(Entries from a dataset of interfaces)
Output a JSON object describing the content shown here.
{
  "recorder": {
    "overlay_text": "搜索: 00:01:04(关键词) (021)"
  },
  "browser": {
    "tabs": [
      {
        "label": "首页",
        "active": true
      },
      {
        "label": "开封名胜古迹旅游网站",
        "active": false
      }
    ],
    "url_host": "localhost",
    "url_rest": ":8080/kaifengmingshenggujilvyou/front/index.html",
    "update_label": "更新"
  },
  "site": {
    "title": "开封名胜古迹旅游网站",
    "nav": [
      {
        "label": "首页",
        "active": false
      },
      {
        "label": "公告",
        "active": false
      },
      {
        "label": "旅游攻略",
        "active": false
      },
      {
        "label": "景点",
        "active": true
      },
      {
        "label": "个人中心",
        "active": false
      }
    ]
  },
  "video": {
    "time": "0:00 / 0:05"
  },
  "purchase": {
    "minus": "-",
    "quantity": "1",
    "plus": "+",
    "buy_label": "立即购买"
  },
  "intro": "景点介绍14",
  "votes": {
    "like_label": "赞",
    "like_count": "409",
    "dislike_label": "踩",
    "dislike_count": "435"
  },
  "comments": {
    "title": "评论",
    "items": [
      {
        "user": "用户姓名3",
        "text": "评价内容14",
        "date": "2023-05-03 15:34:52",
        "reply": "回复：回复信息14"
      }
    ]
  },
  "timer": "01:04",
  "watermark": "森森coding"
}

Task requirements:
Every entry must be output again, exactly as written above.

Task answer:
Output a JSON object describing the content shown here.
{
  "recorder": {
    "overlay_text": "搜索: 00:01:04(关键词) (021)"
  },
  "browser": {
    "tabs": [
      {
        "label": "首页",
        "active": true
      },
      {
        "label": "开封名胜古迹旅游网站",
        "active": false
      }
    ],
    "url_host": "localhost",
    "url_rest": ":8080/kaifengmingshenggujilvyou/front/index.html",
    "update_label": "更新"
  },
  "site": {
    "title": "开封名胜古迹旅游网站",
    "nav": [
      {
        "label": "首页",
        "active": false
      },
      {
        "label": "公告",
        "active": false
      },
      {
        "label": "旅游攻略",
        "active": false
      },
      {
        "label": "景点",
        "active": true
      },
      {
        "label": "个人中心",
        "active": false
      }
    ]
  },
  "video": {
    "time": "0:00 / 0:05"
  },
  "purchase": {
    "minus": "-",
    "quantity": "1",
    "plus": "+",
    "buy_label": "立即购买"
  },
  "intro": "景点介绍14",
  "votes": {
    "like_label": "赞",
    "like_count": "409",
    "dislike_label": "踩",
    "dislike_count": "435"
  },
  "comments": {
    "title": "评论",
    "items": [
      {
        "user": "用户姓名3",
        "text": "评价内容14",
        "date": "2023-05-03 15:34:52",
        "reply": "回复：回复信息14"
      }
    ]
  },
  "timer": "01:04",
  "watermark": "森森coding"
}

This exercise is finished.